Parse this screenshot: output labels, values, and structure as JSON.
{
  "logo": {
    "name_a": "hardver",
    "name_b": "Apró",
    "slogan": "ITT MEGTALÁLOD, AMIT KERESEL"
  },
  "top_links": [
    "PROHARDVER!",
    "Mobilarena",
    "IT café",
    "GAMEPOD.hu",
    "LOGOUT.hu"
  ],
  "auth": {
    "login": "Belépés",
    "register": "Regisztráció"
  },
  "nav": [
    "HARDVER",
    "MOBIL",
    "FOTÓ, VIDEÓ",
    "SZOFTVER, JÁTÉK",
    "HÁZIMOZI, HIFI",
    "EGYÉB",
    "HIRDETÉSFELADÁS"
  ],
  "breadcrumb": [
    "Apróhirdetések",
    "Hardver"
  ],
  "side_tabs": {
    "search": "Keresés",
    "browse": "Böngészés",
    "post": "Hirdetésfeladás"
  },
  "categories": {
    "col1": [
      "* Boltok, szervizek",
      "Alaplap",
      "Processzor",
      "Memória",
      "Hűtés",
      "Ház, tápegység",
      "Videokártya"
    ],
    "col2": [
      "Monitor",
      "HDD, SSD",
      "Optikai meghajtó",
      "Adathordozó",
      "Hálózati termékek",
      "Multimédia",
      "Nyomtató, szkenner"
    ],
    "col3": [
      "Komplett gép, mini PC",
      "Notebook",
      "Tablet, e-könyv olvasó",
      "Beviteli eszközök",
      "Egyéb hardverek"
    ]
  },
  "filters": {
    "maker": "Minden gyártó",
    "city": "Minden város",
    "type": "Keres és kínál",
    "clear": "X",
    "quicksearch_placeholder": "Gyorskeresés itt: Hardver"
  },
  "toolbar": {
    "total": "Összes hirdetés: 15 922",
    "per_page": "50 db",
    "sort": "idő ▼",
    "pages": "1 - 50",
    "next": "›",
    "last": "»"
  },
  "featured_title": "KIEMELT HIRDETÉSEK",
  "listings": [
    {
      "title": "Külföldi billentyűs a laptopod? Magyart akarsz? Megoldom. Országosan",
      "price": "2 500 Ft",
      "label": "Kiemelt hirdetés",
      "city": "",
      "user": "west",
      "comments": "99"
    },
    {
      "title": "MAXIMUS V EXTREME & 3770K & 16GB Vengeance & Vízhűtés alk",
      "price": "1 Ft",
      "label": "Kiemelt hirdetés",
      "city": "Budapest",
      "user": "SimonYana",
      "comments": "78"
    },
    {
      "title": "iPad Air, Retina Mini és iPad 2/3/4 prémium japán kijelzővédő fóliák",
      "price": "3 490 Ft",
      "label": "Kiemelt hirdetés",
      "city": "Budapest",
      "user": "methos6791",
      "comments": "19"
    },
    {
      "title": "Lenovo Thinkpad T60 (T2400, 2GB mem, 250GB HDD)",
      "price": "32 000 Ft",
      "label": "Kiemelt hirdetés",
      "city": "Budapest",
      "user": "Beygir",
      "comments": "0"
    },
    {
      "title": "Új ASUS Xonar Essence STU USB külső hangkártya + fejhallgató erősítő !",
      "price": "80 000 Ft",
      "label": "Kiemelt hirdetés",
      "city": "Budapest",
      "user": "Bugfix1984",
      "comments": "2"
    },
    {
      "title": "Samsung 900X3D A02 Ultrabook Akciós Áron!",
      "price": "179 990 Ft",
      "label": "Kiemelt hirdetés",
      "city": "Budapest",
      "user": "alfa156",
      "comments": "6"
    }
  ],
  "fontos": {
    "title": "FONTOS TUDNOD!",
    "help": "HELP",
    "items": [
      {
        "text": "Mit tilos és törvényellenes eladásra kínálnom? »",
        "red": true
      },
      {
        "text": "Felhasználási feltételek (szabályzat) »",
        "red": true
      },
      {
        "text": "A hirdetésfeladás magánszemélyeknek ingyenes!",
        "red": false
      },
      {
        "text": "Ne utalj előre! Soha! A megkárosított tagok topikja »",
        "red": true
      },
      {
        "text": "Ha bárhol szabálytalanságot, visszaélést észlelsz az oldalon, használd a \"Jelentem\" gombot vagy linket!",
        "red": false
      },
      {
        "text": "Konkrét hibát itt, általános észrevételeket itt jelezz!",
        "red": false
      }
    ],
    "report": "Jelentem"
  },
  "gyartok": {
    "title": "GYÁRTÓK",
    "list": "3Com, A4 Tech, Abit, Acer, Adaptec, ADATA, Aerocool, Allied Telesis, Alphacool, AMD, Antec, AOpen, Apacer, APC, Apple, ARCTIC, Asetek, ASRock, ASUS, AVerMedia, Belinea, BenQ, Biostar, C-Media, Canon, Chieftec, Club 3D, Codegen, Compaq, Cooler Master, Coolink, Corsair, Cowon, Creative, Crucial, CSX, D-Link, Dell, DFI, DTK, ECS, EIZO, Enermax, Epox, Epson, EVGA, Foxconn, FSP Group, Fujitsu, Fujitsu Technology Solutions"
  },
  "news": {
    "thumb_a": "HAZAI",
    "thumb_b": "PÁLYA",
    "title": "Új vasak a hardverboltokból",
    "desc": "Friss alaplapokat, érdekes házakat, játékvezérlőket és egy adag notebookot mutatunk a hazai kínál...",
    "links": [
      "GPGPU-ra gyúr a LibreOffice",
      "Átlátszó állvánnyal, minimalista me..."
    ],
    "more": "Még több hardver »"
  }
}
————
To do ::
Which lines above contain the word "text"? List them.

Exercise solution ::
        "text": "Mit tilos és törvényellenes eladásra kínálnom? »",
        "text": "Felhasználási feltételek (szabályzat) »",
        "text": "A hirdetésfeladás magánszemélyeknek ingyenes!",
        "text": "Ne utalj előre! Soha! A megkárosított tagok topikja »",
        "text": "Ha bárhol szabálytalanságot, visszaélést észlelsz az oldalon, használd a \"Jelentem\" gombot vagy linket!",
        "text": "Konkrét hibát itt, általános észrevételeket itt jelezz!",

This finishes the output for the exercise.